The fight against mass surveillance continues in our 10 Human Rights Orgs case

News & Analysis
Courtroom European Court of Human Rights

Today, Privacy International, along with nine other NGOs including Liberty and Amnesty International, attended a hearing before the Grand Chamber of the European Court of Human Rights (ECtHR) to revisit the Court's first ruling on our case challenging UK mass surveillance and intelligence sharing. In September 2018, the First Section of the ECtHR ruled that the UK government's mass interception program violates the rights to privacy and freedom of expression. Notwithstanding the positve aspects of the judgment, there remain several significant shortcomings. We therefore asked the European Court to reconsider parts of its ruling.

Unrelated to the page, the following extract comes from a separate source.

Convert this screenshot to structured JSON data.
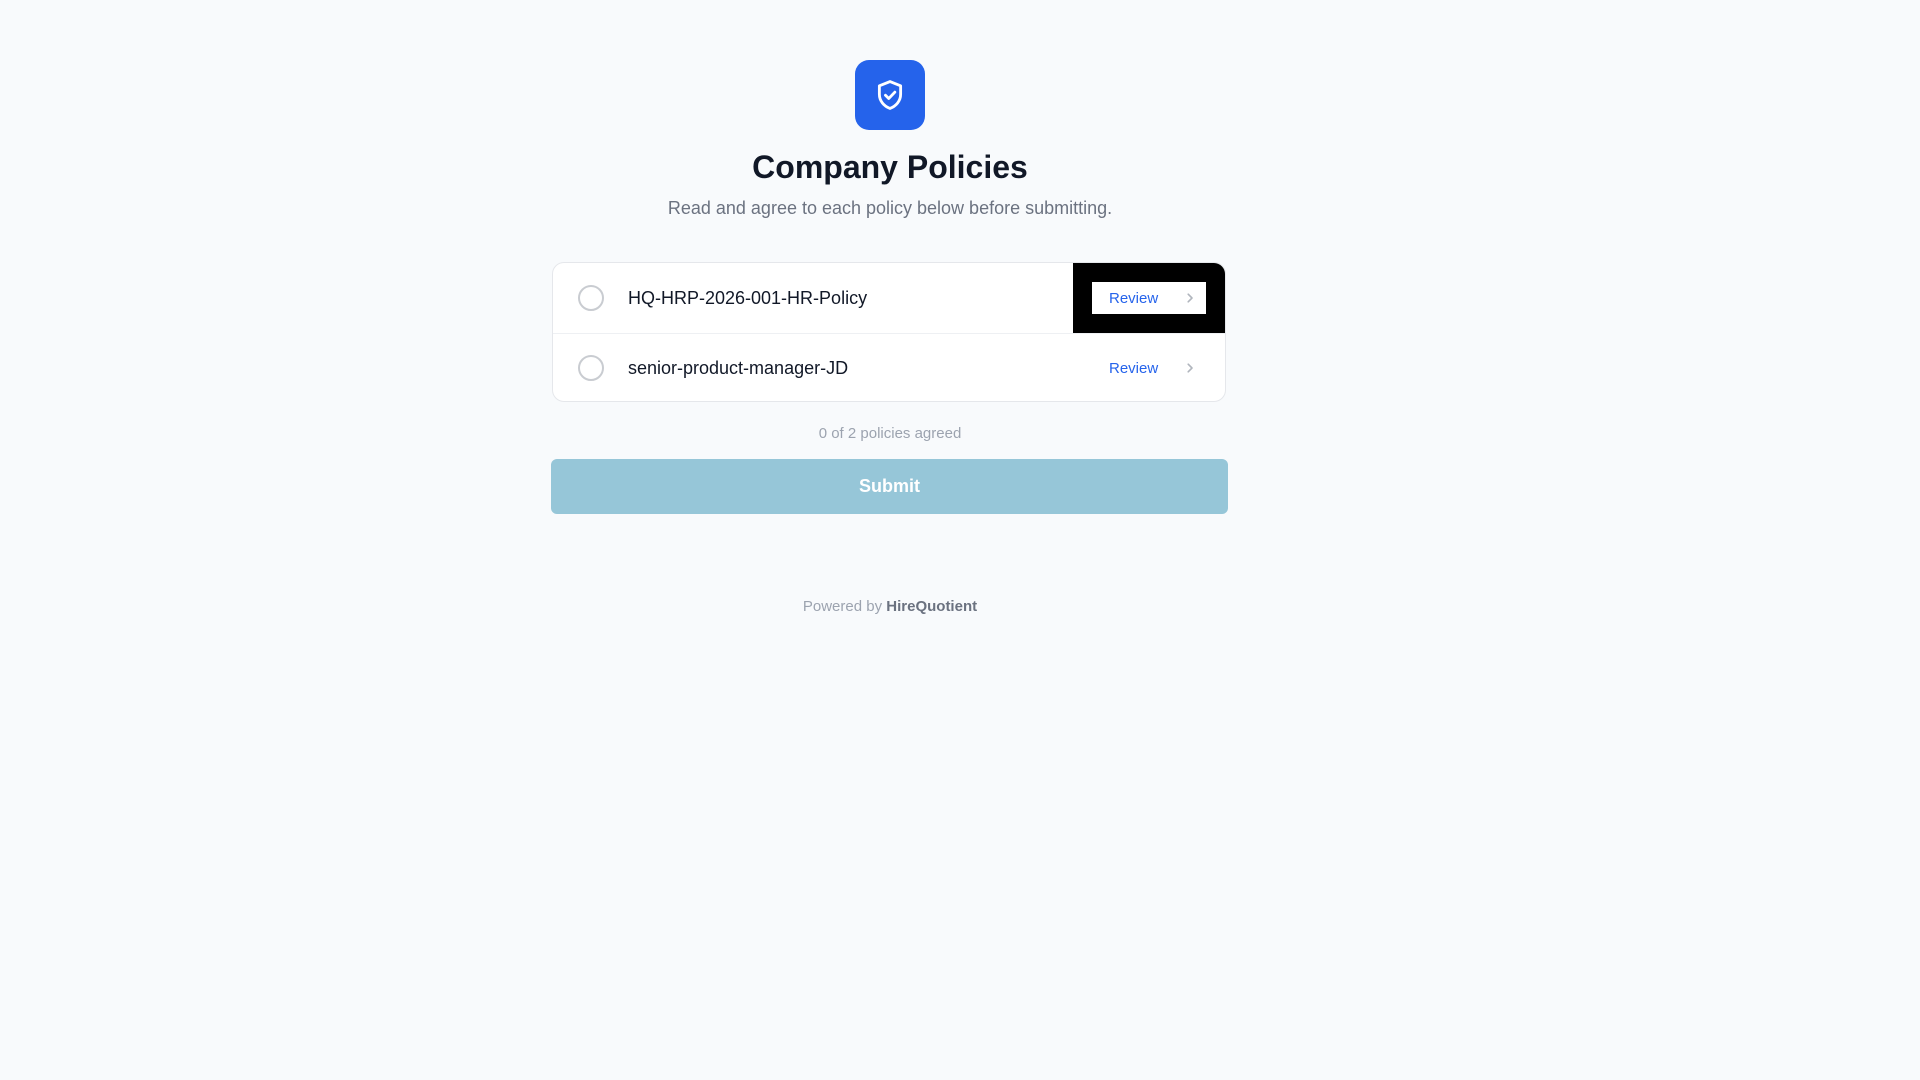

Society and technology have undergone a number of changes over the past several years. In the past, mass surveillance, if it was used at all, was limited to monitoring international communications links via phone, fax, or telex transmission. Today, this has changed. As much as we exist offline, we also exist online as do our communications data and other sensitive content, such as healthcare records, financial transactions, etc. Most communications now travel internationally in the course of their transmission even if the sender and the recipient are located in the same city. States are also able to take advantage of technological advances that all them to process and analyse massive amounts of content and communications data very quickly.

Because of the developments in interception capabilities and the vast amounts of data traveling around the globe, we argue:

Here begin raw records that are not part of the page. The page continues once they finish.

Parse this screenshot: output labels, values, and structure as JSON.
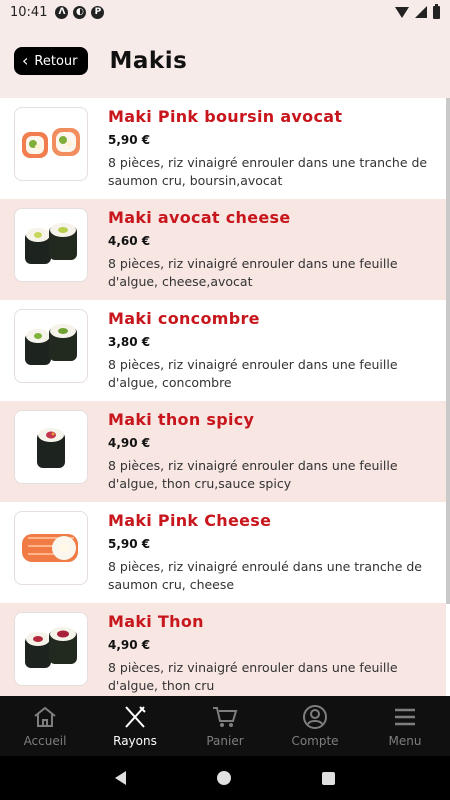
{
  "status": {
    "time": "10:41"
  },
  "header": {
    "back_label": "Retour",
    "title": "Makis"
  },
  "products": [
    {
      "name": "Maki Pink boursin avocat",
      "price": "5,90 €",
      "desc": "8 pièces, riz vinaigré enrouler dans une tranche de saumon cru, boursin,avocat",
      "thumb": "salmon"
    },
    {
      "name": "Maki avocat cheese",
      "price": "4,60 €",
      "desc": "8 pièces, riz vinaigré enrouler dans une feuille d'algue, cheese,avocat",
      "thumb": "avocado"
    },
    {
      "name": "Maki concombre",
      "price": "3,80 €",
      "desc": "8 pièces, riz vinaigré enrouler dans une feuille d'algue, concombre",
      "thumb": "cucumber"
    },
    {
      "name": "Maki thon spicy",
      "price": "4,90 €",
      "desc": "8 pièces, riz vinaigré enrouler dans une feuille d'algue, thon cru,sauce spicy",
      "thumb": "spicy"
    },
    {
      "name": "Maki Pink Cheese",
      "price": "5,90 €",
      "desc": "8 pièces, riz vinaigré enroulé dans une tranche de saumon cru, cheese",
      "thumb": "pink"
    },
    {
      "name": "Maki Thon",
      "price": "4,90 €",
      "desc": "8 pièces, riz vinaigré enrouler dans une feuille d'algue, thon cru",
      "thumb": "tuna"
    }
  ],
  "nav": [
    {
      "label": "Accueil",
      "icon": "home-icon"
    },
    {
      "label": "Rayons",
      "icon": "utensils-icon"
    },
    {
      "label": "Panier",
      "icon": "cart-icon"
    },
    {
      "label": "Compte",
      "icon": "user-icon"
    },
    {
      "label": "Menu",
      "icon": "hamburger-icon"
    }
  ],
  "colors": {
    "accent": "#c8161d",
    "header_bg": "#f7ebe9",
    "alt_row": "#f7e6e2",
    "nav_bg": "#101010"
  }
}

  1. Mass interception is neither strictly necessary nor proportionate in a democratic society, and UK's bulk interception regime contravenes Articles 8 and 10 of the European Convention on Human Rights. 
  2. The UK's receipt of material through intelligence sharing must be regulated in the same way as direct interception.

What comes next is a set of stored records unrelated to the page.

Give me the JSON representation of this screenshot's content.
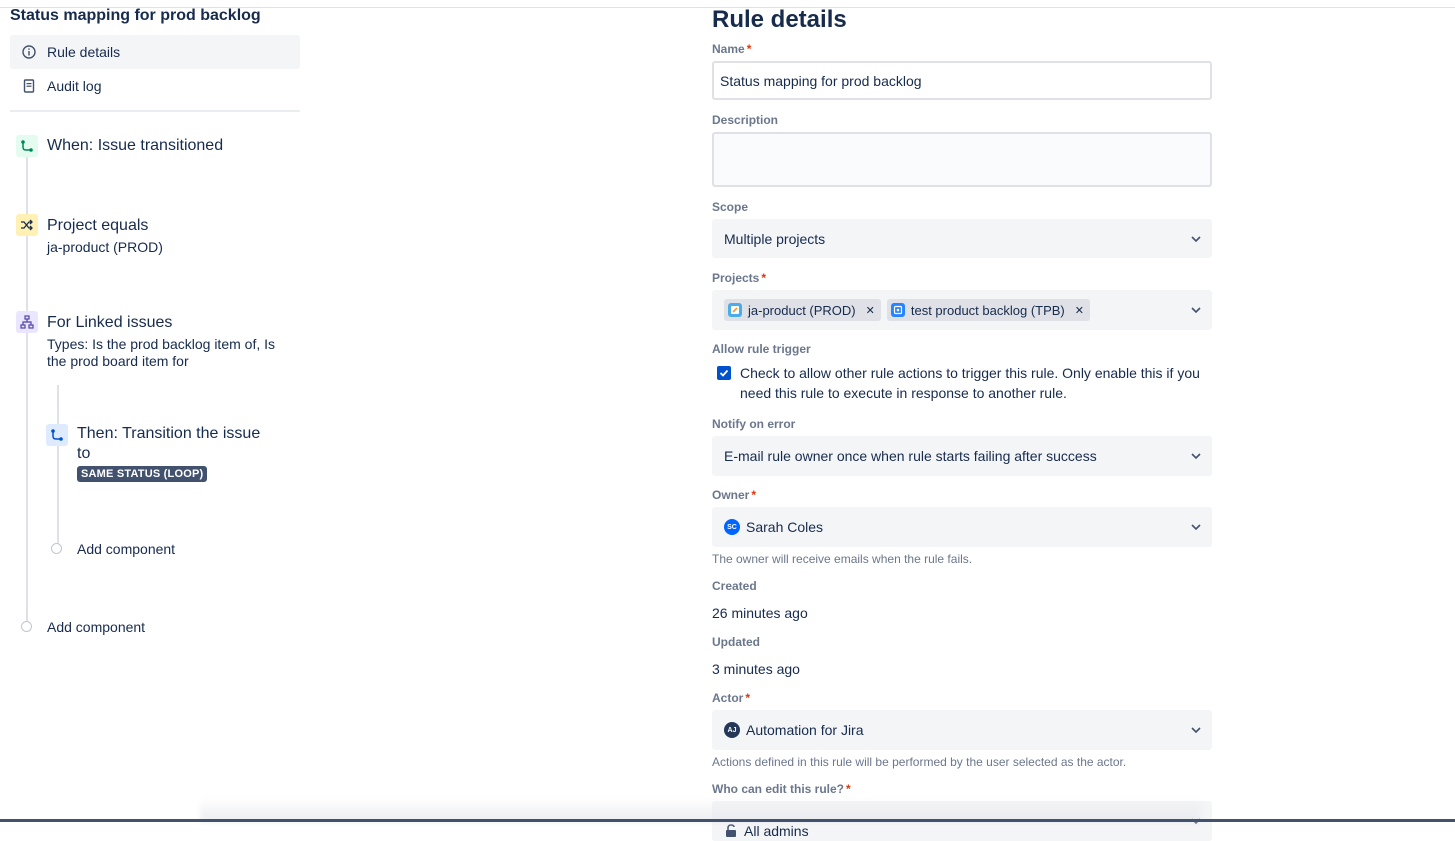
{
  "rule": {
    "title": "Status mapping for prod backlog"
  },
  "nav": {
    "items": [
      {
        "label": "Rule details",
        "icon": "info-icon",
        "active": true
      },
      {
        "label": "Audit log",
        "icon": "document-icon",
        "active": false
      }
    ]
  },
  "flow": {
    "trigger": {
      "title": "When: Issue transitioned",
      "icon": "transition-icon",
      "color": "#e3fcef"
    },
    "condition": {
      "title": "Project equals",
      "subtitle": "ja-product (PROD)",
      "icon": "shuffle-icon",
      "color": "#fff0b3"
    },
    "branch": {
      "title": "For Linked issues",
      "subtitle": "Types: Is the prod backlog item of, Is the prod board item for",
      "icon": "hierarchy-icon",
      "color": "#eae6ff"
    },
    "action": {
      "title_line1": "Then: Transition the issue",
      "title_line2": "to",
      "lozenge": "SAME STATUS (LOOP)",
      "icon": "transition-icon",
      "color": "#deebff"
    },
    "add_inner": "Add component",
    "add_outer": "Add component"
  },
  "form": {
    "heading": "Rule details",
    "name": {
      "label": "Name",
      "value": "Status mapping for prod backlog"
    },
    "description": {
      "label": "Description",
      "value": ""
    },
    "scope": {
      "label": "Scope",
      "value": "Multiple projects"
    },
    "projects": {
      "label": "Projects",
      "tags": [
        {
          "label": "ja-product (PROD)",
          "icon": "project-icon",
          "color": "#4bade8"
        },
        {
          "label": "test product backlog (TPB)",
          "icon": "project-icon",
          "color": "#2684ff"
        }
      ]
    },
    "allow_trigger": {
      "label": "Allow rule trigger",
      "text": "Check to allow other rule actions to trigger this rule. Only enable this if you need this rule to execute in response to another rule.",
      "checked": true
    },
    "notify": {
      "label": "Notify on error",
      "value": "E-mail rule owner once when rule starts failing after success"
    },
    "owner": {
      "label": "Owner",
      "value": "Sarah Coles",
      "initials": "SC",
      "avatar_color": "#0065ff",
      "helper": "The owner will receive emails when the rule fails."
    },
    "created": {
      "label": "Created",
      "value": "26 minutes ago"
    },
    "updated": {
      "label": "Updated",
      "value": "3 minutes ago"
    },
    "actor": {
      "label": "Actor",
      "value": "Automation for Jira",
      "initials": "AJ",
      "avatar_color": "#253858",
      "helper": "Actions defined in this rule will be performed by the user selected as the actor."
    },
    "editors": {
      "label": "Who can edit this rule?",
      "value": "All admins",
      "icon": "unlock-icon"
    }
  }
}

You can find our entire submission to the Grand Chamber of the European Court of Human Rights here.

Take a look at the history of the case here.

For a brief overview of the September 2018 judgment and why the fight against mass surveillance must continue, see here and our Q&A section.

* Picture owned by Adrian Grycuk (CC BY-SA 3.0 pl)